The historical use of water therapy is nearly universal. Archaeologists have found evidence of bathing rooms at the ancient Greek palace of Knossos dating back to 1700 B.C.E., and in Japan the “onsen,” or hot spring, has been a part of society for a millennia, even finding acceptance as a form of treatment at many of the national hospitals. More recently, the therapeutic use of mineral waters through immersion, known as “balneotherapy,” has undergone increased medical consideration.
Whether or not hot springs can treat one’s health problems, their good-time value is undisputed, and nothing calms the mind like a warm soak on the banks of a wild river.

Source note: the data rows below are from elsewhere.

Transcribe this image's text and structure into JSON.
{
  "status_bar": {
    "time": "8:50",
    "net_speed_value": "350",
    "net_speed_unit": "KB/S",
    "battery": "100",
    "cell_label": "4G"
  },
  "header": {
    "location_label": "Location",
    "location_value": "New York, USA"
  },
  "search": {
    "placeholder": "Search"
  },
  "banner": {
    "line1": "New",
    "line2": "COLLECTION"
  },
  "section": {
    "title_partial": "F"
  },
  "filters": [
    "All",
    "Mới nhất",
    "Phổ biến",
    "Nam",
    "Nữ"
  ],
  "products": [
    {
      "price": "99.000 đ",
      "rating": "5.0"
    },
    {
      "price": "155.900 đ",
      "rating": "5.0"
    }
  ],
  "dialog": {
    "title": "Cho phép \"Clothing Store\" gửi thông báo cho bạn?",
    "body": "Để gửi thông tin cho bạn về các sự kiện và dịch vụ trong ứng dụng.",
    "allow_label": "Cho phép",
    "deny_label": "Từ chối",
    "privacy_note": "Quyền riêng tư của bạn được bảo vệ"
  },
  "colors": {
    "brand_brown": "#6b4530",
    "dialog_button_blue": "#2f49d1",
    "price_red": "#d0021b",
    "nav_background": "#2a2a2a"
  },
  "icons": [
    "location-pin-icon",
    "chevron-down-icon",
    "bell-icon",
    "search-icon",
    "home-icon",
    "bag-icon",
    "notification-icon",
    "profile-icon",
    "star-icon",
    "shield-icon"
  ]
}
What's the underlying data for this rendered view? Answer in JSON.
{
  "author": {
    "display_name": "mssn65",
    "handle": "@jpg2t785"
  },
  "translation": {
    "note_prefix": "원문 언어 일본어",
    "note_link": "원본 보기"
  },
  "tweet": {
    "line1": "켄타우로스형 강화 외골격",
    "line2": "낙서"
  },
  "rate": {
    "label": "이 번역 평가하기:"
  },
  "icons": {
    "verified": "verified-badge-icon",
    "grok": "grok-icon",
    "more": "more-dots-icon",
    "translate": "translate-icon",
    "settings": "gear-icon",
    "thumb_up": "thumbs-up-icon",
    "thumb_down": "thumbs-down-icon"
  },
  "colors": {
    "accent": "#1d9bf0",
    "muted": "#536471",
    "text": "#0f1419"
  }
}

With more soakable hot springs than any other state, Idaho is ripe with such healing waters and well-suited for some unofficial balneological research almost any day of the year. -Alec Barfield